* [Exercise description] Whenever "kaison" occurs in a line of the material, list that line.

___

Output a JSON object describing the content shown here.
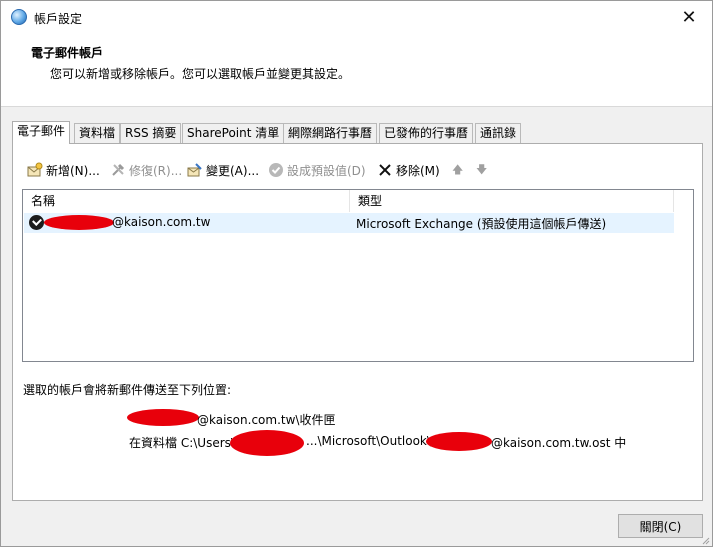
{
  "window": {
    "title": "帳戶設定",
    "close_glyph": "✕"
  },
  "header": {
    "title": "電子郵件帳戶",
    "subtitle": "您可以新增或移除帳戶。您可以選取帳戶並變更其設定。"
  },
  "tabs": [
    {
      "label": "電子郵件",
      "active": true
    },
    {
      "label": "資料檔",
      "active": false
    },
    {
      "label": "RSS 摘要",
      "active": false
    },
    {
      "label": "SharePoint 清單",
      "active": false
    },
    {
      "label": "網際網路行事曆",
      "active": false
    },
    {
      "label": "已發佈的行事曆",
      "active": false
    },
    {
      "label": "通訊錄",
      "active": false
    }
  ],
  "toolbar": {
    "new_label": "新增(N)...",
    "repair_label": "修復(R)...",
    "change_label": "變更(A)...",
    "set_default_label": "設成預設值(D)",
    "remove_label": "移除(M)",
    "up_arrow": "🡅",
    "down_arrow": "🡇"
  },
  "list": {
    "columns": [
      "名稱",
      "類型"
    ],
    "rows": [
      {
        "name": "@kaison.com.tw",
        "type": "Microsoft Exchange (預設使用這個帳戶傳送)"
      }
    ]
  },
  "delivery": {
    "label": "選取的帳戶會將新郵件傳送至下列位置:",
    "mailbox": "@kaison.com.tw\\收件匣",
    "path_prefix": "在資料檔 C:\\Users\\",
    "path_middle": "...\\Microsoft\\Outlook\\",
    "path_suffix": "@kaison.com.tw.ost 中"
  },
  "footer": {
    "close_label": "關閉(C)"
  },
  "colors": {
    "redaction": "#e8000b",
    "selected_row": "#e5f3ff",
    "disabled_text": "#8f8f8f"
  }
}
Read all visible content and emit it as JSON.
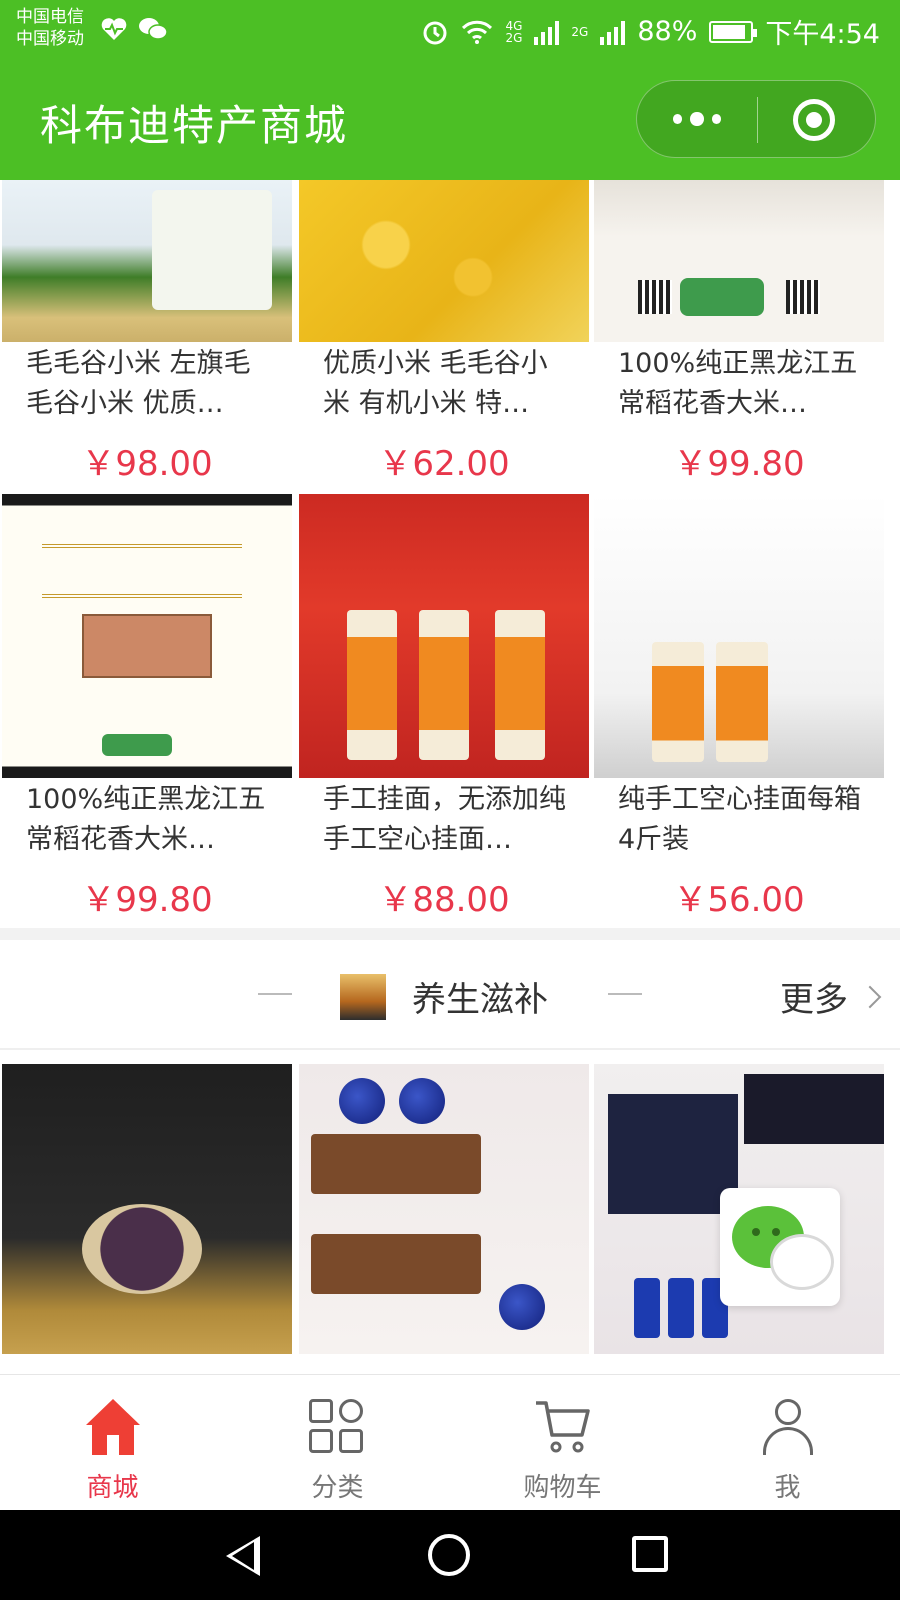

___

* [Answer section]
        "name": "@kaison.com.tw",
    "mailbox": "@kaison.com.tw\\收件匣",
    "path_suffix": "@kaison.com.tw.ost 中"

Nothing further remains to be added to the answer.